As the book so poignantly elucidates, the struggle for memory and its divisive complexities are central to interpretations of truths derived from judicial investigations and testimony of former participants in the massacre. Within each testimony lies a sliver of doubt tainted with false hope, as relatives question the feasibility of dumping executed detainees into the ocean and contemplate the possibility of discovering other desaparecidos in the vast deserts of Chile. For the ‘disposable class’, certainty remains an abstract, tarnished with arrogant statements such as that of Pinochet’s son describing the dictatorship victims as ‘not human beings, they were beasts,” and the lack of accountability which has allowed countless torturers and executioners to escape any semblance of justice. Without lessening culpability, the book also serves to empower the victims through renewed efforts to establish and consolidate collective memory, shifting the dynamics of the dictatorship through a depiction of human rights violators overshadowed by the memory of the Calama victims.

 

Name  Age at execution Year(s) of identification
 Mario Arguellez Toro 34  1995 
 Carlos Berger Guralnik 30 2005 (unofficial)
 Haroldo Cabrera Abarzúa 34 1990 (fingerprint), 1995
 Jerónimo Carpanchai Choque 28 1995
 Bernardino Cayo Cayo 43 2011
 Carlos Escobedo Caris 24 1995
 Luis Gahona Ochoa 28 1995, 2011
 Daniel Garrido Muñoz 22 2011
 Luis Hernández Neira 32 1995, 2011
 Rolando Hoyos Salazar 38 1995, 2011
 Domingo Manani López 41 2005 (unofficial)
 David Miranda Luna 48

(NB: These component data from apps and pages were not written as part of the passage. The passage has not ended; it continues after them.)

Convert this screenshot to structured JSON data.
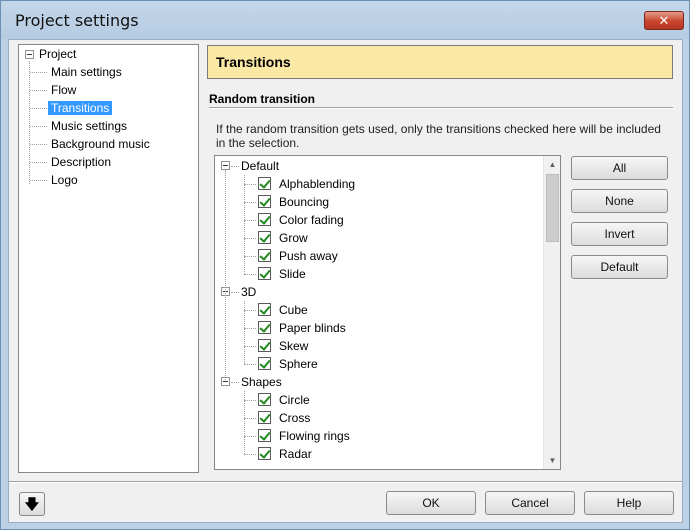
{
  "window": {
    "title": "Project settings",
    "close_glyph": "✕"
  },
  "nav": {
    "root": "Project",
    "items": [
      "Main settings",
      "Flow",
      "Transitions",
      "Music settings",
      "Background music",
      "Description",
      "Logo"
    ],
    "selected": "Transitions"
  },
  "panel": {
    "header": "Transitions",
    "section_title": "Random transition",
    "description": "If the random transition gets used, only the transitions checked here will be included in the selection."
  },
  "transitions": {
    "groups": [
      {
        "name": "Default",
        "items": [
          "Alphablending",
          "Bouncing",
          "Color fading",
          "Grow",
          "Push away",
          "Slide"
        ]
      },
      {
        "name": "3D",
        "items": [
          "Cube",
          "Paper blinds",
          "Skew",
          "Sphere"
        ]
      },
      {
        "name": "Shapes",
        "items": [
          "Circle",
          "Cross",
          "Flowing rings",
          "Radar"
        ]
      }
    ]
  },
  "side_buttons": {
    "all": "All",
    "none": "None",
    "invert": "Invert",
    "default": "Default"
  },
  "footer": {
    "ok": "OK",
    "cancel": "Cancel",
    "help": "Help",
    "arrow_glyph": "🡇"
  }
}
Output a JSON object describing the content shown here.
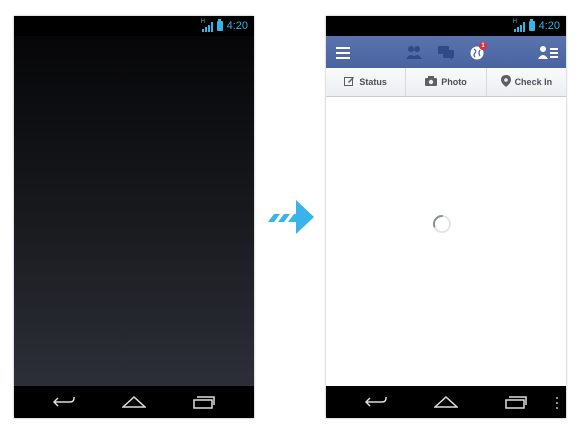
{
  "left_phone": {
    "status_bar": {
      "network": "H",
      "time": "4:20"
    }
  },
  "right_phone": {
    "status_bar": {
      "network": "H",
      "time": "4:20"
    },
    "header": {
      "icons": [
        "menu-icon",
        "friend-requests-icon",
        "messages-icon",
        "notifications-globe-icon",
        "contacts-list-icon"
      ],
      "notification_count": "1"
    },
    "actions": [
      {
        "label": "Status",
        "icon": "edit-icon"
      },
      {
        "label": "Photo",
        "icon": "camera-icon"
      },
      {
        "label": "Check In",
        "icon": "location-pin-icon"
      }
    ]
  },
  "nav_icons": [
    "back-icon",
    "home-icon",
    "recent-apps-icon"
  ],
  "colors": {
    "accent": "#33b5e5",
    "facebook_blue": "#4a64a2",
    "arrow": "#39b3e8",
    "badge": "#e0303c"
  }
}
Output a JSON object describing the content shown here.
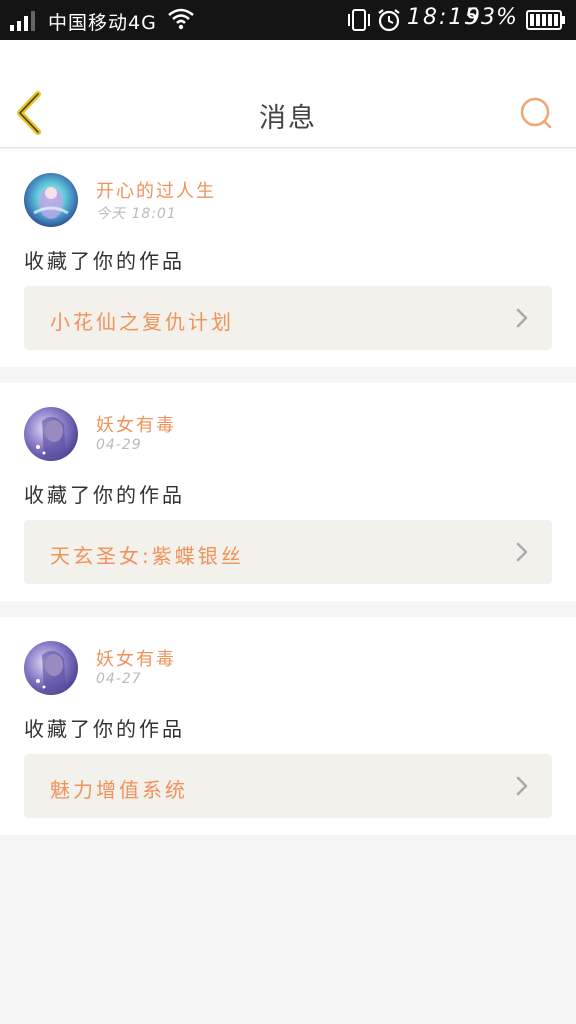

 Hernán Moreno Villaroe 29 1995
 Luis Moreno Villaroel 30
 Rosario Muñoz Castillo 26 2010
 Milton Muñoz Muñoz 33 1995
 Víctor Ortega Cuevas 34
 Rafael Pineda Ibacache 24
 Carlos Piñero Lucero 29 1995
 Sergio Ramírez Espinoza 29
 Fernando Ramírez Sánchez 29 1995
 Alejandro Rodríguez Rodríguez 47 1995, 2011
 Manuel Hidlago Rivas 23 2011
 Roberto Rojas Alcayaga 36 1995, 2011
 José Saavedra Gonzáles 18 1995
 Jorge Yueng Rojas 37 2010